= Beginning of Section =
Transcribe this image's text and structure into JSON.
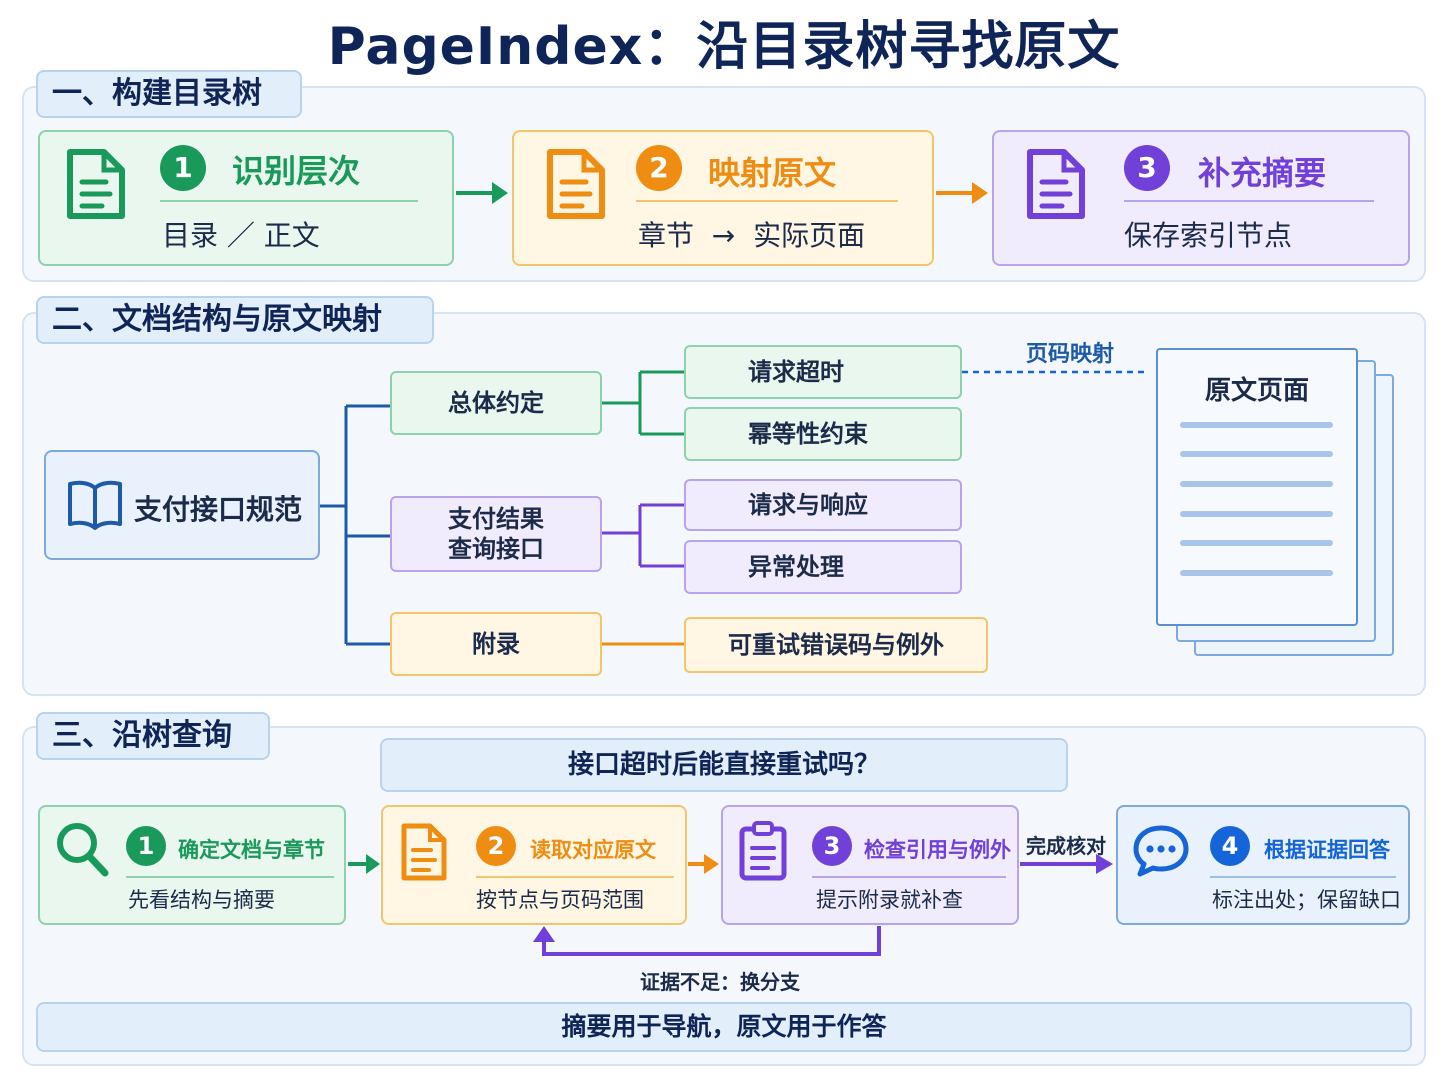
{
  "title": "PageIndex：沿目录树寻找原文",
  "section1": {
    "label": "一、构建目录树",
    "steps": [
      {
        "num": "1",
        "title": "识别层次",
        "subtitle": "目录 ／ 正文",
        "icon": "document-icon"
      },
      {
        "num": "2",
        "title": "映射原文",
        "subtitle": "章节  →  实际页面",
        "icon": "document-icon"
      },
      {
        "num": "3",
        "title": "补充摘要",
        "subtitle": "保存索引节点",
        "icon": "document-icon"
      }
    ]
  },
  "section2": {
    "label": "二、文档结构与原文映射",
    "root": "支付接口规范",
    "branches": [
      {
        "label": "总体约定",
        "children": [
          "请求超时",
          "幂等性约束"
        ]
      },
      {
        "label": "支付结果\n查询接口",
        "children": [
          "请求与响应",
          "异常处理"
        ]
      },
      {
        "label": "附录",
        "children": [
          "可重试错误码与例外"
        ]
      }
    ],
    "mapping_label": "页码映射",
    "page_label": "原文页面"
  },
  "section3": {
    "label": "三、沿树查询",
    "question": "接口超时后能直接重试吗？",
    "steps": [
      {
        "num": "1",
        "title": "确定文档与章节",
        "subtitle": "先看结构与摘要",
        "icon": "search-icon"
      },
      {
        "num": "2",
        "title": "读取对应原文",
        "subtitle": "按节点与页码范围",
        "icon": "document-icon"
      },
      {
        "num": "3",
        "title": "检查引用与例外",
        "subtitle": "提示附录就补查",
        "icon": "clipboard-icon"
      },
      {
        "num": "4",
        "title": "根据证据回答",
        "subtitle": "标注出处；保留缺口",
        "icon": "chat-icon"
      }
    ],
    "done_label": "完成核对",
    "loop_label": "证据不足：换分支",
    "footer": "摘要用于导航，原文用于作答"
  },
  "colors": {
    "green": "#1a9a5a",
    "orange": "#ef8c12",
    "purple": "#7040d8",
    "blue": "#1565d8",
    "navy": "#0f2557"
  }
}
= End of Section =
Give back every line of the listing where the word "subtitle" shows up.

Answer box:
        "subtitle": "目录 ／ 正文",
        "subtitle": "章节  →  实际页面",
        "subtitle": "保存索引节点",
        "subtitle": "先看结构与摘要",
        "subtitle": "按节点与页码范围",
        "subtitle": "提示附录就补查",
        "subtitle": "标注出处；保留缺口",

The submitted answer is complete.